While the entire set was to be commended, two songs stood out to me above the rest. “Cleopatra” and “Keep your distance” are both songs that demonstrate the essence of this band. Feeling akin to Modest Mouse and Sigur Ros there is a stifled aggression here that is only allowed to raise it’s head once or twice on the recordings but really took a chunk out of the audience when played live. Truth be told, I enjoyed the songs more at the venue than on their recordings. For one they were faster, which was probably a by-product of performance anxiety due to the fact it was their first headlining show, and they were also more insistent. They begged and grabbed at me with a kind of desperation born and raised to have the sharp teeth it needs to survive in a musical landscape irradiated by nuclear waste spilled from the likes of Daughtrey and John Mayer. This was real and earnest and painful. True rock n’ roll and in being so it earned my respect.

I have to say that the only low point of the night was Erb’s solo song. I wasn’t really a fan. I like the whole ensemble too much to see it broken apart and stripped down to what is probably it’s heart and soul. That might sound a little strange…I can hear you saying “But Joel, isn’t that what we want to hear in music; isn’t that what’s important?!” Maybe. Probably. It just happens to be my humble opinion that the band makes the band, not the man makes the band. It wasn’t a bad song. In it I could hear the foundations and building blocks of the sound of Afortiori and that was appreciated. But there was a reason that five people got together and are making the music that it has become. Because that’s what it needs to be. Not a lone guitar and a man with a microphone.

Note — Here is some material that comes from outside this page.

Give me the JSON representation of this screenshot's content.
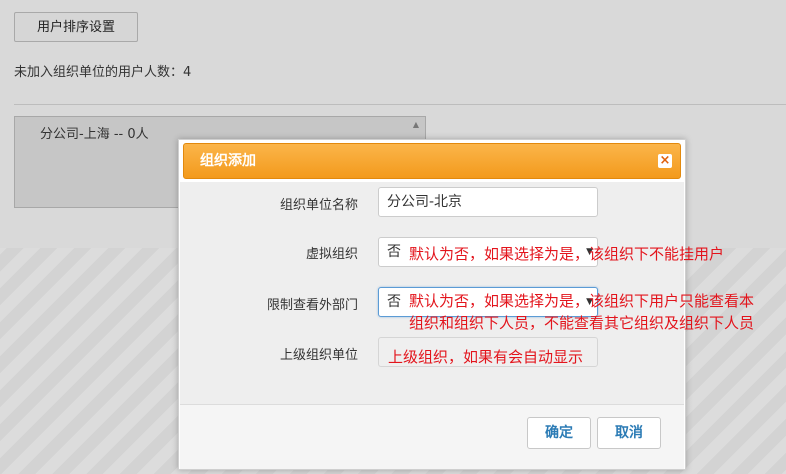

In conclusion, Afortiori is a band to watch and a band to go see. Your $5 dollars some Friday night could be spent on much worse things. Trust me, you won’t be disappointed and you might actually get something out of it. You can find these guys on the web at http://www.myspace.com/afortiorimusica . They are currently in the studio working on an EP that should be ready soon. Stay attached and alive dear readers there is more to come.